As I descend the steps before the portico’s granite columns, I ask myself, “How could Rudyard Kipling, Wallace Beery, Duke Ellington, Roy Rogers, Frederick the Great, Buffalo Bill, Paul Revere, Red Skelton, Sam Houston, Voltaire, and Ernest Borgnine be wrong?” But I wonder if most people who come to the memorial understand the Mason’s message. “No they don’t,” Riddell says disappointedly, getting up to give the next tour of the Replica Lodge Room. “Because it takes so long to tell you.”

Plationship with them,” says Riddell. “They’d have to be clandestine in nature because they wouldn’t have developed the same ceremonial rites that we use.”

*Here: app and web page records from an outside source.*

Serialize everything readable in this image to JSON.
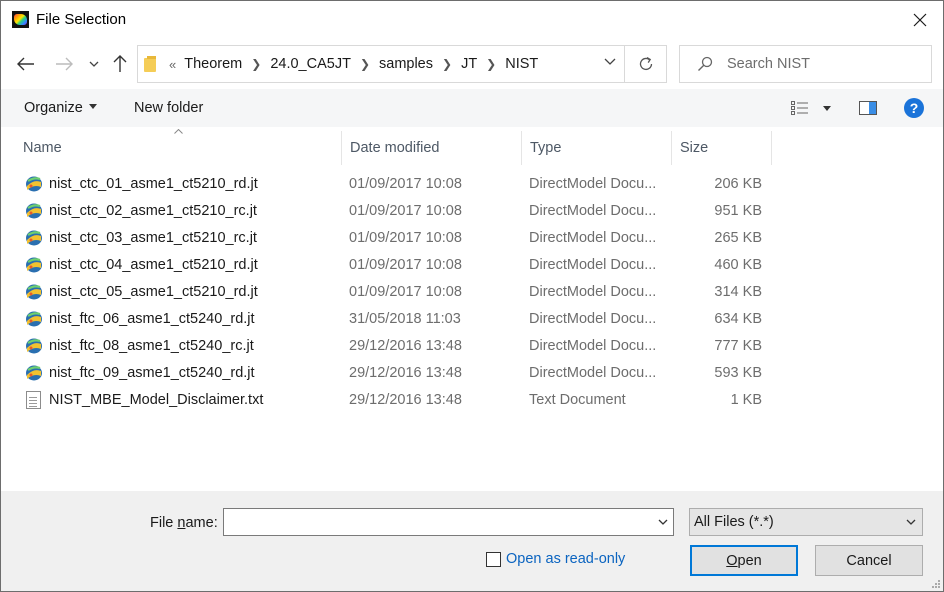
{
  "window": {
    "title": "File Selection"
  },
  "nav": {
    "breadcrumb_lead": "«",
    "breadcrumbs": [
      "Theorem",
      "24.0_CA5JT",
      "samples",
      "JT",
      "NIST"
    ],
    "search_placeholder": "Search NIST"
  },
  "toolbar": {
    "organize_label": "Organize",
    "new_folder_label": "New folder",
    "help_label": "?"
  },
  "columns": {
    "name": "Name",
    "date": "Date modified",
    "type": "Type",
    "size": "Size"
  },
  "files": [
    {
      "name": "nist_ctc_01_asme1_ct5210_rd.jt",
      "date": "01/09/2017 10:08",
      "type": "DirectModel Docu...",
      "size": "206 KB",
      "icon": "jt-file-icon"
    },
    {
      "name": "nist_ctc_02_asme1_ct5210_rc.jt",
      "date": "01/09/2017 10:08",
      "type": "DirectModel Docu...",
      "size": "951 KB",
      "icon": "jt-file-icon"
    },
    {
      "name": "nist_ctc_03_asme1_ct5210_rc.jt",
      "date": "01/09/2017 10:08",
      "type": "DirectModel Docu...",
      "size": "265 KB",
      "icon": "jt-file-icon"
    },
    {
      "name": "nist_ctc_04_asme1_ct5210_rd.jt",
      "date": "01/09/2017 10:08",
      "type": "DirectModel Docu...",
      "size": "460 KB",
      "icon": "jt-file-icon"
    },
    {
      "name": "nist_ctc_05_asme1_ct5210_rd.jt",
      "date": "01/09/2017 10:08",
      "type": "DirectModel Docu...",
      "size": "314 KB",
      "icon": "jt-file-icon"
    },
    {
      "name": "nist_ftc_06_asme1_ct5240_rd.jt",
      "date": "31/05/2018 11:03",
      "type": "DirectModel Docu...",
      "size": "634 KB",
      "icon": "jt-file-icon"
    },
    {
      "name": "nist_ftc_08_asme1_ct5240_rc.jt",
      "date": "29/12/2016 13:48",
      "type": "DirectModel Docu...",
      "size": "777 KB",
      "icon": "jt-file-icon"
    },
    {
      "name": "nist_ftc_09_asme1_ct5240_rd.jt",
      "date": "29/12/2016 13:48",
      "type": "DirectModel Docu...",
      "size": "593 KB",
      "icon": "jt-file-icon"
    },
    {
      "name": "NIST_MBE_Model_Disclaimer.txt",
      "date": "29/12/2016 13:48",
      "type": "Text Document",
      "size": "1 KB",
      "icon": "text-file-icon"
    }
  ],
  "bottom": {
    "file_name_label_pre": "File ",
    "file_name_label_u": "n",
    "file_name_label_post": "ame:",
    "file_name_value": "",
    "filter_value": "All Files (*.*)",
    "readonly_label": "Open as read-only",
    "readonly_checked": false,
    "open_label_u": "O",
    "open_label_rest": "pen",
    "cancel_label": "Cancel"
  },
  "colors": {
    "accent": "#0078d7",
    "link": "#0b64c0",
    "help": "#1a73d9"
  }
}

The Masons have tried to make it easier for the proverbial wives who stay at home. “I don’t have any time for lady Masons,” agrees Betty Briggs, executive secretary of an “associated Masonic organization,” the International Order of the Eastern Star. Over a million strong, the Eastern Star comprises both men and women, with the ladies required to have a Masonic family connection. Sixty percent female, the Eastern Star’s members have an average age of about 55. It is, she says, the largest international fraternal organization that includes both sexes, and is dedicated to charitable and educational pursuits.

“I have such a high respect” for the brotherhood, adds Briggs, whose husband and father are Masons, “that I wouldn’t even think of invading their privacy.” Scholars have alleged that the Masonic ban against women was rationalized by the old saw that they were incapable of keeping a secret. With a hearty laugh, Briggs dismisses the idea as a “myth,” and Riddell agrees.

“We don’t build cathedrals anymore,” he says, summing up the Masonic mission, “we build character.” Over the centuries, Masonry has become a mix of Biblical injunction, self-improvement philosophy, and home-grown democratic ideals. The Masons collect symbols the way a paleontologist does fossils. The magic emblems span from Solomon to the Gothic Arch to the cult of Washington—call it an aging Protestant cabal (nonsectarian, of course) with a nobler pedigree than either the Kiwanis or the Rotarians.

As I descend the steps before the portico’s granite columns, I ask myself, “How could Rudyard Kipling, Wallace Beery, Duke Ellington, Roy Rogers, Frederick the Great, Buffalo Bill, Paul Revere, Red Skelton, Sam Houston, Voltaire, and Ernest Borgnine be wrong?” But I wonder if most people who come to the memorial understand the Mason’s message. “No they don’t,” Riddell says disappointedly, getting up to give the next tour of the Replica Lodge Room. “Because it takes so long to tell you.”